The software used a massive set of data to drive decisions. There is no way a human would be able to look at all of those data to make the decision – there was just too much data to sift through and too many data points to account for. When the system was allowed to make decisions, it made them well. But in many cases, it never got a chance to – for some users; the trust was just not there. How could they assume that software could replace their years of experience?
We needed to build trust. We needed to answer the why question.
This is an issue with most software that purports to make better decisions than humans, especially anything AI-based: humans need to know how the software made the decision, what factors went into the decision, and how the software weighted what it needed to make the decision.
In short, we needed transparency. But it’s not just an AI issue: in any change management situation, the best way to improve the adoption of new software or processes is to be transparent about it to your users, even if you don’t want to reveal all of the “secret sauce” behind the decision, at least some explanation of the why will go a long way towards improved adoption of the change.

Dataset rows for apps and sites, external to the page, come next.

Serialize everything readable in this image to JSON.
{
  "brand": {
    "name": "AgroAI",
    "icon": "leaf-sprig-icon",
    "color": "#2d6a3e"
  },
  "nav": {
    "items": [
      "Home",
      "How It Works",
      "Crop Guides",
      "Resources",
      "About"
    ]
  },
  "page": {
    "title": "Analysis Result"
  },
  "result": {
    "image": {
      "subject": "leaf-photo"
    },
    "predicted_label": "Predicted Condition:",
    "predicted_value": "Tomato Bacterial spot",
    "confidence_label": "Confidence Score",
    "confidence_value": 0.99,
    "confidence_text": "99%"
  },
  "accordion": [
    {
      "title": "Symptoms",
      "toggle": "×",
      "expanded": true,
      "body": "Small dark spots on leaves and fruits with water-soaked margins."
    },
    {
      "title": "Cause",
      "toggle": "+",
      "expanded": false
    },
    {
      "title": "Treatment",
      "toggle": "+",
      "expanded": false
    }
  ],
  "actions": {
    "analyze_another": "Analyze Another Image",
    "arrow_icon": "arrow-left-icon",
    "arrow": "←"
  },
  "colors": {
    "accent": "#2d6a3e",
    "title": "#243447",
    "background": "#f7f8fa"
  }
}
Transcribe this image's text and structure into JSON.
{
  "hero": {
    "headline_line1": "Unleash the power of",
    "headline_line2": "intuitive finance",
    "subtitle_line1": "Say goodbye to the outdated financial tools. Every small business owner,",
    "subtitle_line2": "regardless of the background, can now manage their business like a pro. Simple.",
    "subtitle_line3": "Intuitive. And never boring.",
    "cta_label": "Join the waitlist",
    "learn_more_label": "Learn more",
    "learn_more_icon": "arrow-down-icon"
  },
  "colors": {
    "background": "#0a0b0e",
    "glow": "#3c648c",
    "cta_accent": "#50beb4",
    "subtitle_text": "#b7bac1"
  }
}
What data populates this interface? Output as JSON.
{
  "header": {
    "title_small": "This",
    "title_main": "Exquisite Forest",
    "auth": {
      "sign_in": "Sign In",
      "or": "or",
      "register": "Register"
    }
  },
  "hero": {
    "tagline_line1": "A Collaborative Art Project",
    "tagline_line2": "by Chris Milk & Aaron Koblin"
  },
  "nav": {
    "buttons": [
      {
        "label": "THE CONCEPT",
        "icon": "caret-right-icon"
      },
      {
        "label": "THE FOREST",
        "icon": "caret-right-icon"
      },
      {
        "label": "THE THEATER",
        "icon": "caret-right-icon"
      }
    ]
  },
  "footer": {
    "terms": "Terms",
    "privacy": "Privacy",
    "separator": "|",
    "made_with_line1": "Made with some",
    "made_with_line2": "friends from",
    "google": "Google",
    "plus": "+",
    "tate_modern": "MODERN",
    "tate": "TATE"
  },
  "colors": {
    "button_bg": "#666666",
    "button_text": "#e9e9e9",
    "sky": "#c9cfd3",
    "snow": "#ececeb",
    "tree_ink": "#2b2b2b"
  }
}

Humans have two aspects that are in constant conflict: on the one hand, we want to do the least with the most; we love optimizing our time, minimizing the things we hate to do, and maximizing the things we like to do, and on the other hand, we hate change. I think our hatred of change supersedes our “laziness,” but if we can be convinced that the change is beneficial, we can be convinced to go with it.
Answering the why question, even partially, can provide your users with enough confidence that the change might be a change for the better. If you can’t answer the why question easily, then going some of the ways is better than nothing.
We eventually suggested that the vendor make some changes to help answer the why question right in the interface, and adoption soared. The lesson learned: embed the answer to the why question, and your changes will be a lot smoother.